The short stories of Eugen Bacon’s The Road to Woop Woop contort in the audience’s imagination because of their original imagery, unique turns of phrase, and refreshing, diverse cast.
In the speculative story “A Maji Maji Chronicle,” shapeshifters travel millennia—a reversal of colonization. Atrocities dot their journey of retribution and enlightenment, and a new ruler comes to see absolute power as a taint. In the title entry, a couple on vacation has a tense ride before their car crash; the specter of the boyfriend disappearing limb by limb, even as he continues to drive, makes his girlfriend wonder about her sanity.
Opening with a nanny’s bizarre drowning, “A Nursery Rhyme” adds a unique twist to classic tales about unstoppable, evil children; elsewhere, a button, which is presented as a birthday gift, shows life in five-second glimpses and becomes a curse. “Being Marcus” is a beautiful, lyrical, and contemporary reimagining of Greek myths; in it, Brutus experiences a sympathetic, humorous reincarnation as a lonely fitness trainer.
Flash fiction features into the collection, which whittles big ideas down to their essence. Clear, surprising language brings to mind images of eyes that scream and lips as ribbon bows. Gripping descriptions—“One elder bore wrinkles as numerous as the tales of the dead”—are vibrant in detailing otherwise unimaginable worlds. Each challenging story seems to end before its time, leaving ample opportunity for post-reading analysis.
Rife with social commentary, the book includes features of the real world and a population as diverse as the collection itself. Smart, ambitious, and daring, The Road to Woop Woop is masterful in combining science fiction with reality, resulting in an unforgettable storytelling experience.
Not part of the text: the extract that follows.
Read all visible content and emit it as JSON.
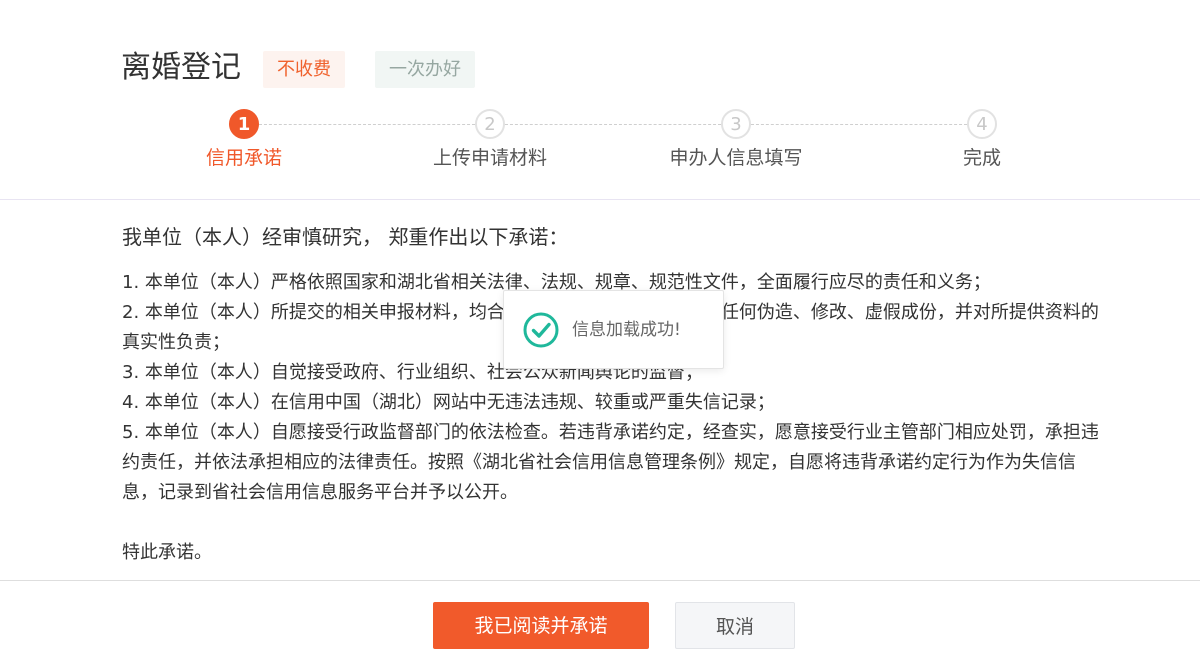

TANISHA RULE (December 23, 2020)
Saving a Mine Wars Battlefield from King Coal
When history professor Charles B. Keeney committed to help preserve an important West Virginia landmark, the decision had implications for his job and his privacy; he knew the activism could take a toll in the long term. All of this is recounted in his memoir, The Road to Blair Mountain.
Blair Mountain was the site of a deadly 1921 showdown. Thousands of union coal miners marched south from the state capitol to help imprisoned, striking miners and their starving families. They were greeted by local police with machine guns. It was the largest labor uprising in American history—Keeney dubs it “labor’s Gettysburg”—but is now near forgotten because industrialists, politicians, and the mine guard system controlled the historical narrative.
Keeney, the great grandson of Blair Mountain battle leader Frank Keeney, names the parallels between the original labor fight and the contemporary fight to save the mountain from being mined. The book documents how Kenney’s rural, grassroots group used focused tools and strategies, as well as local and national alliances, to achieve wins against the powerful and entrenched fossil fuel industry and the political and social culture that supports it. Detailed and assured, this account serves as a guide for other small nonprofits to emulate when they’re pitted against well-financed corporate and political opponents.
Interesting sociological aspects of West Virginia culture, including its religiosity and sports, arise in the narrative alongside illuminating analyses of the subcultures of environmental activism and the planning and organization of grassroots events. In total, The Road to Blair Mountain articulates a thoughtful alternative vision for Appalachia’s future—one that supports its heritage of coal mining and labor history and also seeks a more sustainable, diverse, and decentralized economy.
RACHEL JAGARESKI (December 23, 2020)